# Scan trigger value#
#####################
# Enter in the number of port connects you will allow before an
# alarm is given. The default is 0 which will react immediately.
# A value of 1 or 2 will reduce false alarms. Anything higher is
# probably not necessary. This value must always be specified, but
# generally can be left at 0.
#
# NOTE: If you are using the advanced detection option you need to
# be careful that you don't make a hair trigger situation. Because
# Advanced mode will react for *any* host connecting to a non-used
# port below your specified range, you have the opportunity to
# really break things. (i.e someone innocently tries to connect to
# you via SSL [TCP port 443] and you immediately block them). Some
# of you may even want this though. Just be careful.
#
SCAN_TRIGGER="0"

######################
# Port Banner Section#
######################
#
# Enter text in here you want displayed to a person tripping the PortSentry.
# I *don't* recommend taunting the person as this will aggravate them.
# Leave this commented out to disable the feature
#
# Stealth scan detection modes don't use this feature
#
PORT_BANNER="*** UNAUTHORIZED ACCESS PROHIBITED ***"

# EOF

To avoid a ban of your IP you must declare it in /etc/portsentry/portsentry.ignore.static

# /etc/portsentry/portsentry.ignore.static
#
# Keep 127.0.0.1 and 0.0.0.0 to keep people from playing games.
# Put hosts in here you never want blocked. This includes the IP addresses
# of all local interfaces on the protected host (i.e virtual host, mult-home)
# Keep 127.0.0.1 and 0.0.0.0 to keep people from playing games.
#
# Upon start of portsentry(8) via /etc/init.d/portsentry this file
# will be merged into portsentry.ignore.
#
# PortSentry can support full netmasks for networks as well.

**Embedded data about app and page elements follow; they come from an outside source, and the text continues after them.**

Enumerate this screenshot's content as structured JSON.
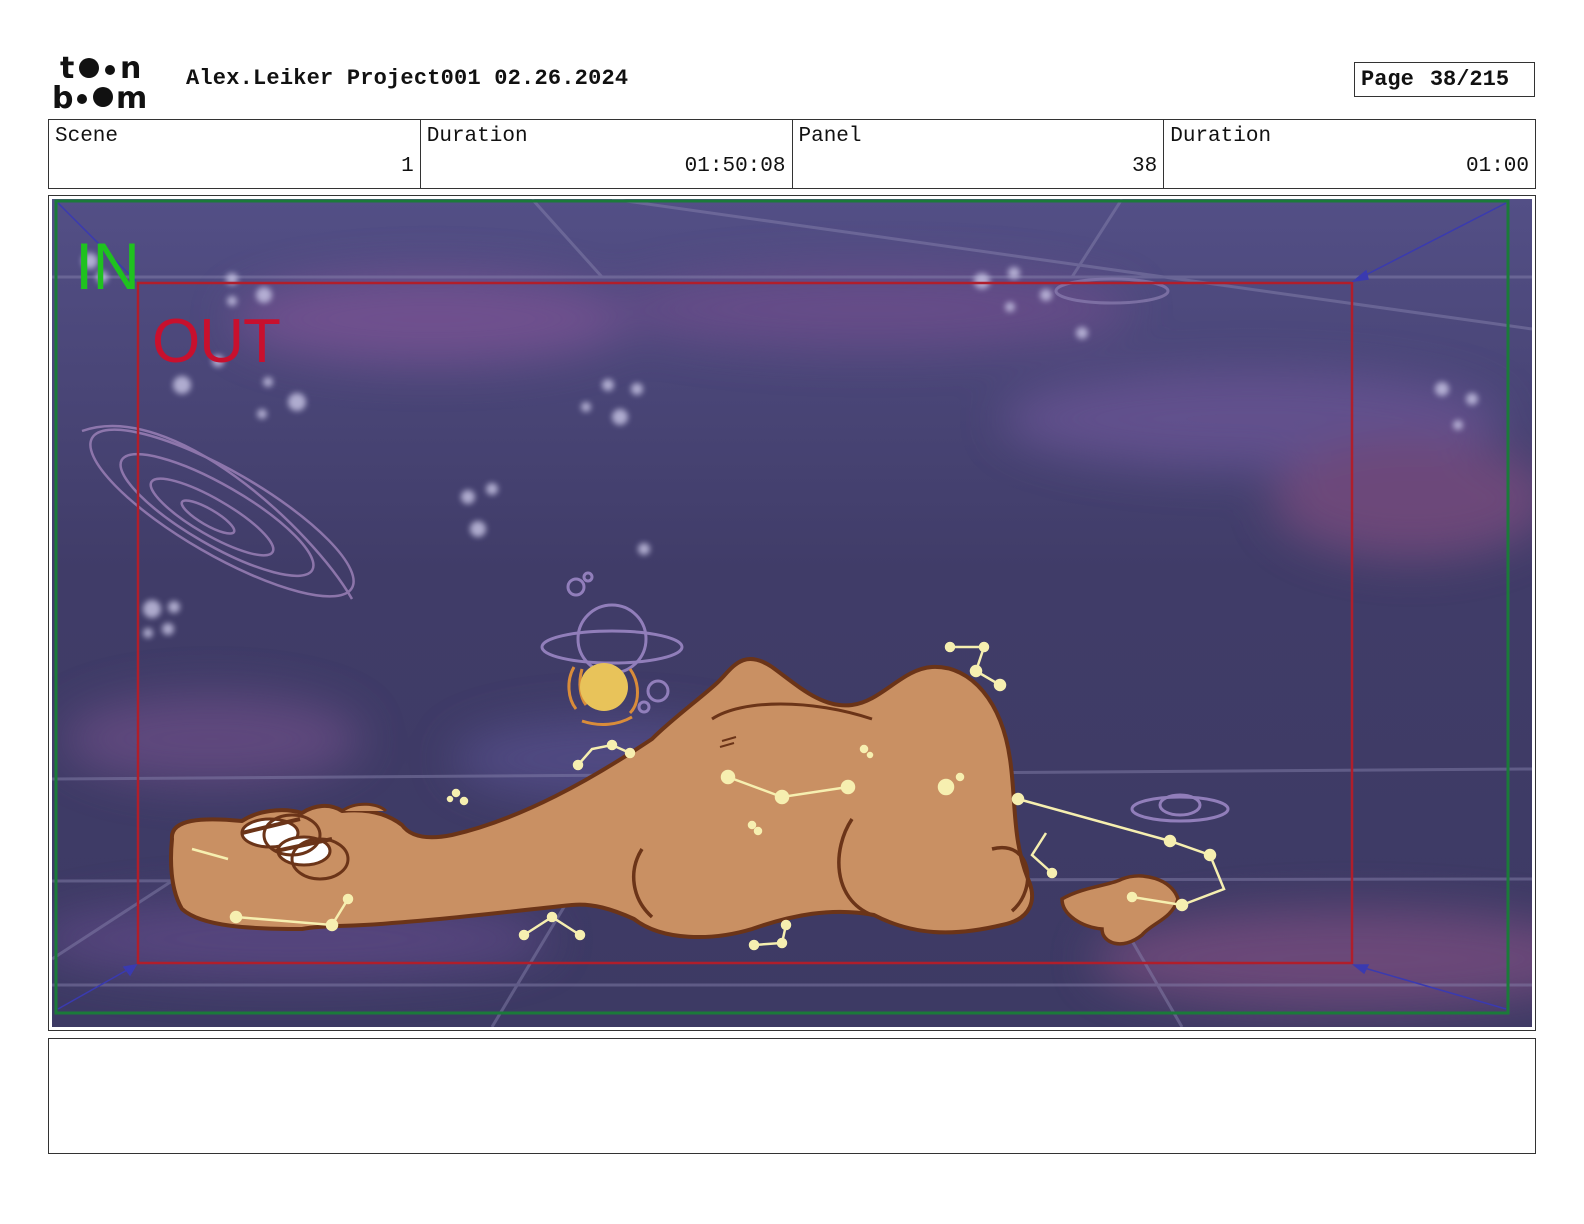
{
  "header": {
    "logo_alt": "toon boom",
    "title": "Alex.Leiker Project001 02.26.2024",
    "page_label": "Page",
    "page_number": "38/215"
  },
  "info": [
    {
      "label": "Scene",
      "value": "1"
    },
    {
      "label": "Duration",
      "value": "01:50:08"
    },
    {
      "label": "Panel",
      "value": "38"
    },
    {
      "label": "Duration",
      "value": "01:00"
    }
  ],
  "panel": {
    "in_label": "IN",
    "out_label": "OUT",
    "colors": {
      "sky": "#433f6e",
      "nebula": "#7a4f8a",
      "camel": "#c99063",
      "outline": "#6b3418",
      "constellation": "#f6efb0",
      "sun": "#e8c35a",
      "in_frame": "#1b7a3a",
      "out_frame": "#b01e2b"
    }
  },
  "notes": {
    "text": ""
  }
}
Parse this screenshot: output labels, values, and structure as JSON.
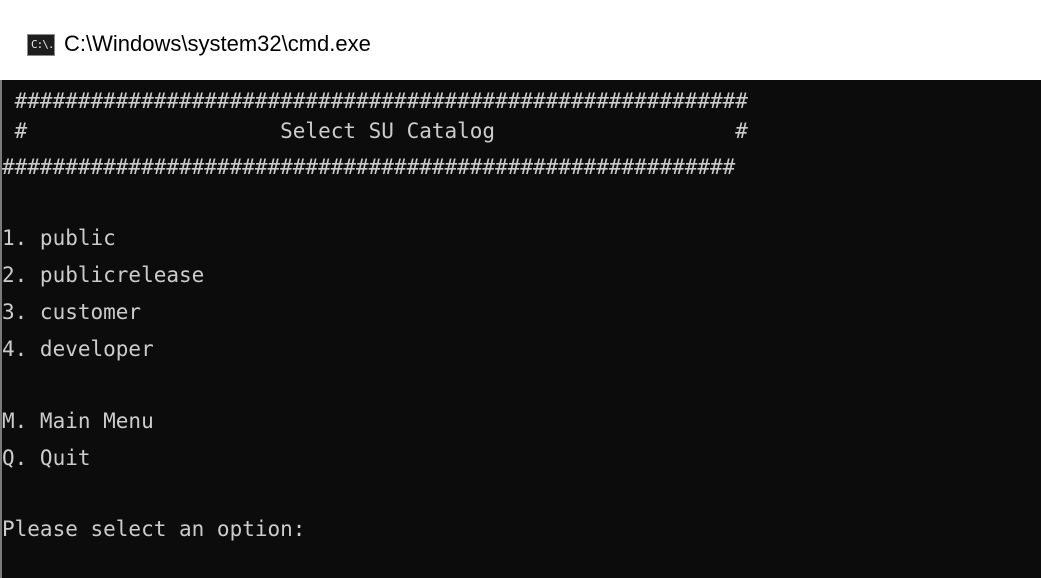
{
  "window": {
    "title": "C:\\Windows\\system32\\cmd.exe",
    "icon": "cmd-icon",
    "icon_text": "C:\\."
  },
  "console": {
    "border_top": " ##########################################################",
    "header_line": " #                    Select SU Catalog                   #",
    "border_bottom": "##########################################################",
    "options": [
      "1. public",
      "2. publicrelease",
      "3. customer",
      "4. developer"
    ],
    "main_menu": "M. Main Menu",
    "quit": "Q. Quit",
    "prompt": "Please select an option:"
  },
  "colors": {
    "background": "#0c0c0c",
    "text": "#cccccc",
    "titlebar": "#ffffff"
  }
}
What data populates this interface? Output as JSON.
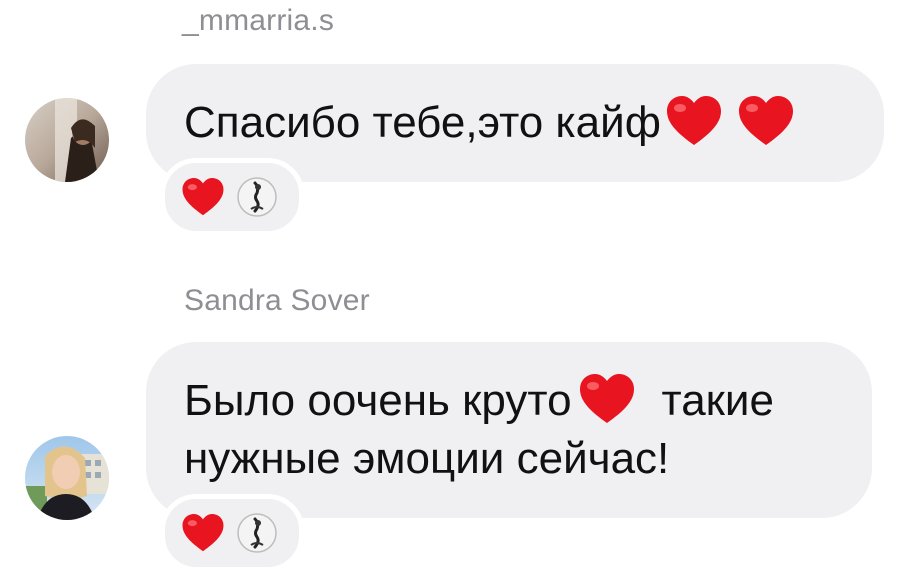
{
  "messages": [
    {
      "sender": "_mmarria.s",
      "text_lines": [
        "Спасибо тебе,это кайф"
      ],
      "text_emoji": [
        "heart-emoji",
        "heart-emoji"
      ]
    },
    {
      "sender": "Sandra Sover",
      "text_lines": [
        "Было оочень круто",
        "такие",
        "нужные эмоции сейчас!"
      ],
      "text_emoji": [
        "heart-emoji"
      ]
    }
  ],
  "colors": {
    "bubble": "#f0f0f3",
    "sender": "#8e8e93",
    "text": "#111111",
    "heart": "#e8141f"
  }
}
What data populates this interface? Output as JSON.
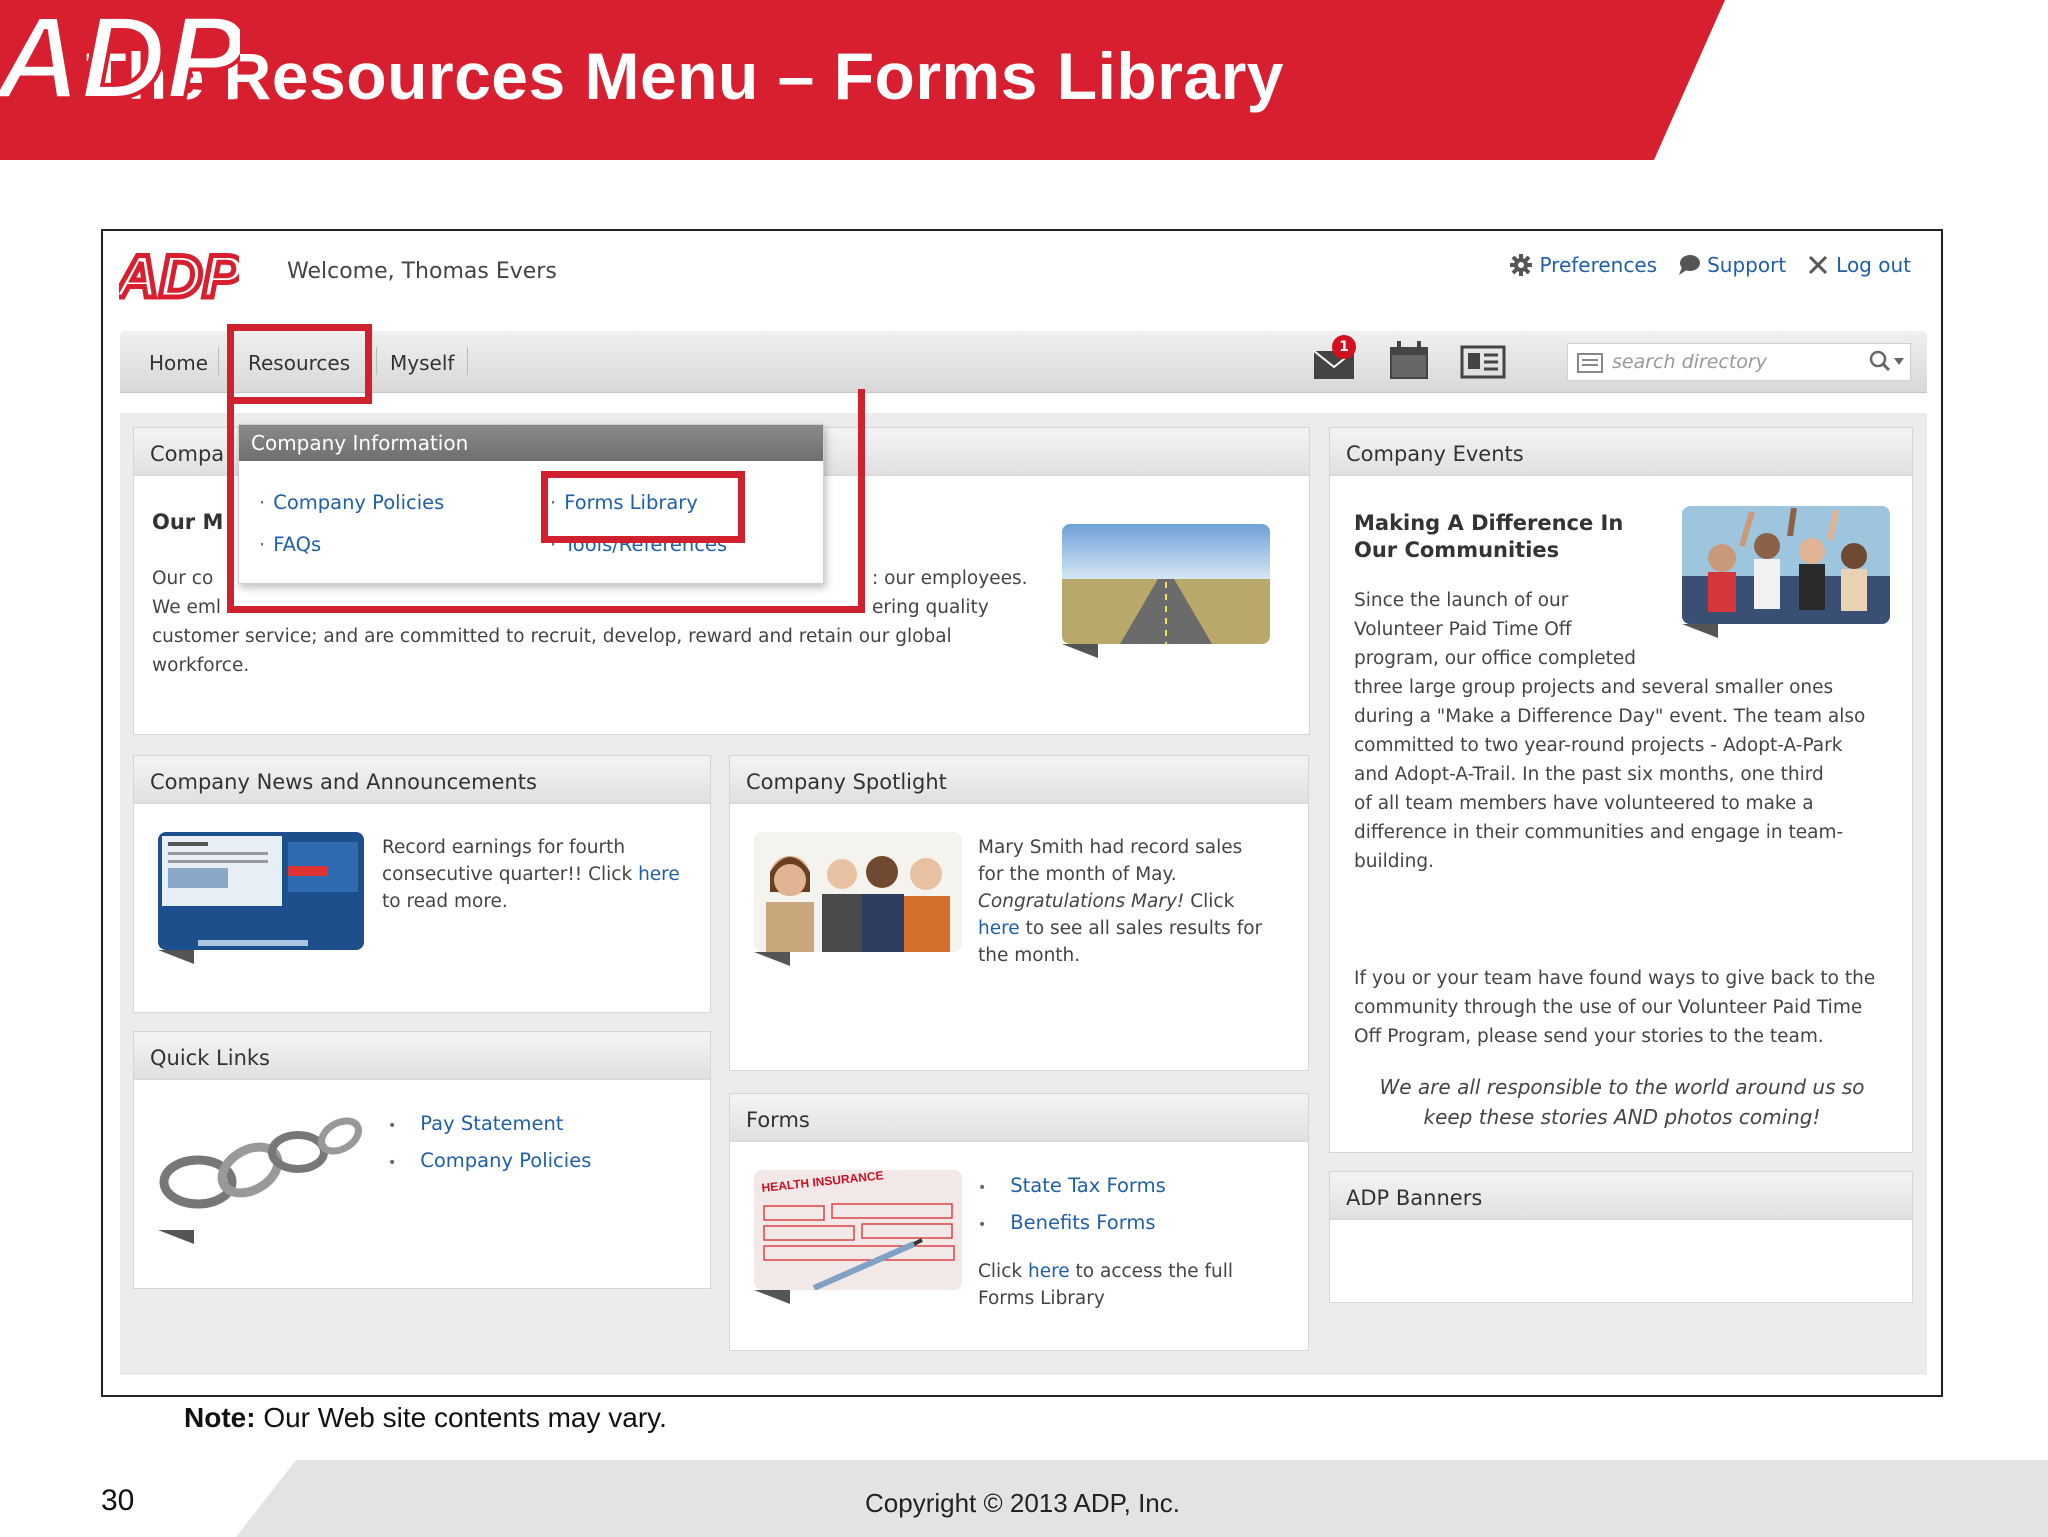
{
  "slide": {
    "title": "The Resources Menu – Forms Library",
    "logo_text": "ADP",
    "note_label": "Note:",
    "note_text": "Our Web site contents may vary.",
    "page_number": "30",
    "copyright": "Copyright © 2013 ADP, Inc.",
    "colors": {
      "brand_red": "#d71f30",
      "footer_gray": "#e3e3e3"
    }
  },
  "app": {
    "logo_text": "ADP",
    "welcome": "Welcome, Thomas Evers",
    "top_links": [
      {
        "label": "Preferences",
        "icon": "gear-icon"
      },
      {
        "label": "Support",
        "icon": "speech-bubble-icon"
      },
      {
        "label": "Log out",
        "icon": "close-icon"
      }
    ],
    "nav": {
      "items": [
        "Home",
        "Resources",
        "Myself"
      ],
      "notification_count": "1",
      "icons": [
        "mail-icon",
        "calendar-icon",
        "contact-card-icon"
      ],
      "search_placeholder": "search directory"
    },
    "dropdown": {
      "header": "Company Information",
      "col1": [
        "Company Policies",
        "FAQs"
      ],
      "col2": [
        "Forms Library",
        "Tools/References"
      ]
    },
    "panels": {
      "about": {
        "head": "Compa",
        "title": "Our M",
        "line1_left": "Our co",
        "line1_right": ": our employees.",
        "line2_left": "We eml",
        "line2_right": "ering quality",
        "line3": "customer service; and are committed to recruit, develop, reward and retain our global",
        "line4": "workforce."
      },
      "events": {
        "head": "Company Events",
        "title_line1": "Making A Difference In",
        "title_line2": "Our Communities",
        "p1_lines": [
          "Since the launch of our",
          "Volunteer Paid Time Off",
          "program, our office completed",
          "three large group projects and several smaller ones",
          "during a \"Make a Difference Day\" event.  The team also",
          "committed to two year-round projects - Adopt-A-Park",
          "and Adopt-A-Trail.  In the past six months, one third",
          "of all team members have volunteered to make a",
          "difference in their communities and engage in team-",
          "building."
        ],
        "p2_lines": [
          "If you or your team have found ways to give back to the",
          "community through the use of our Volunteer Paid Time",
          "Off Program, please send your stories to the team."
        ],
        "p3_lines": [
          "We are all responsible to the world around us so",
          "keep these stories AND photos coming!"
        ]
      },
      "news": {
        "head": "Company News and Announcements",
        "text1": "Record earnings for fourth",
        "text2": "consecutive quarter!! Click ",
        "link": "here",
        "text3": "to read more."
      },
      "spotlight": {
        "head": "Company Spotlight",
        "text1": "Mary Smith had record sales",
        "text2": "for the month of May.",
        "text3_italic": "Congratulations Mary!",
        "text3_rest": " Click",
        "link": "here",
        "text4_rest": " to see all sales results for",
        "text5": "the month."
      },
      "quicklinks": {
        "head": "Quick Links",
        "links": [
          "Pay Statement",
          "Company Policies"
        ]
      },
      "forms": {
        "head": "Forms",
        "links": [
          "State Tax Forms",
          "Benefits Forms"
        ],
        "text1": "Click ",
        "link": "here",
        "text2": " to access the full",
        "text3": "Forms Library"
      },
      "banners": {
        "head": "ADP Banners"
      }
    }
  }
}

Format is:
#
# <IP Address>/<Netmask>
#
# Example:
#
# 192.168.2.0/24
# 192.168.0.0/16
# 192.168.2.1/32
# Etc.
#
# If you don't supply a netmask it is assumed to be 32 bits.
#
#
127.0.0.1/32

Start the daemon and if he start succesful you can activate the service for the next boot.

systemctl start portsentry.service
systemctl enable portsentry.service

Normally everything should be works fine you can check the result by following systemctl status portsentry.service or by checking your syslog.

Unban one client or your ip

If you got an error try to delete your ip

 /sbin/route del -host $YourIP reject

And delete it from host.deny

sed -i -e "s/$YourIP//" /etc/hosts.deny

These steps is enough to unban your ip.

In case where you have more security system already running check on every service where you get banned.

Trap the intruders

The concept to trap intruders with portsentry is to create on one or multi ports an access trough our firewall. Even if we don't have the service the goal is to trap the intruders.

Often the kiddies who try to hack you scan the same ports, generaly 21 ftp / 22 ssh / 23 telnet / 445 SMB-CIFS-AD windows.

In our case we don't use the default port for our services so we use 21,22 & 445 to trap these kiddies...

# Create rules in your firewall
iptables -A INPUT -p tcp -m multiport -dports 21,22,445 -j ACCEPT

# Restart the service to get new rules
systemctl restart iptables.service

# Keep your rules activ after the restart of your machine.
iptables-save > ~/iptables.rules

With the configuration of portsentry seen above and this trap you can check the log and laugh about these kiddies.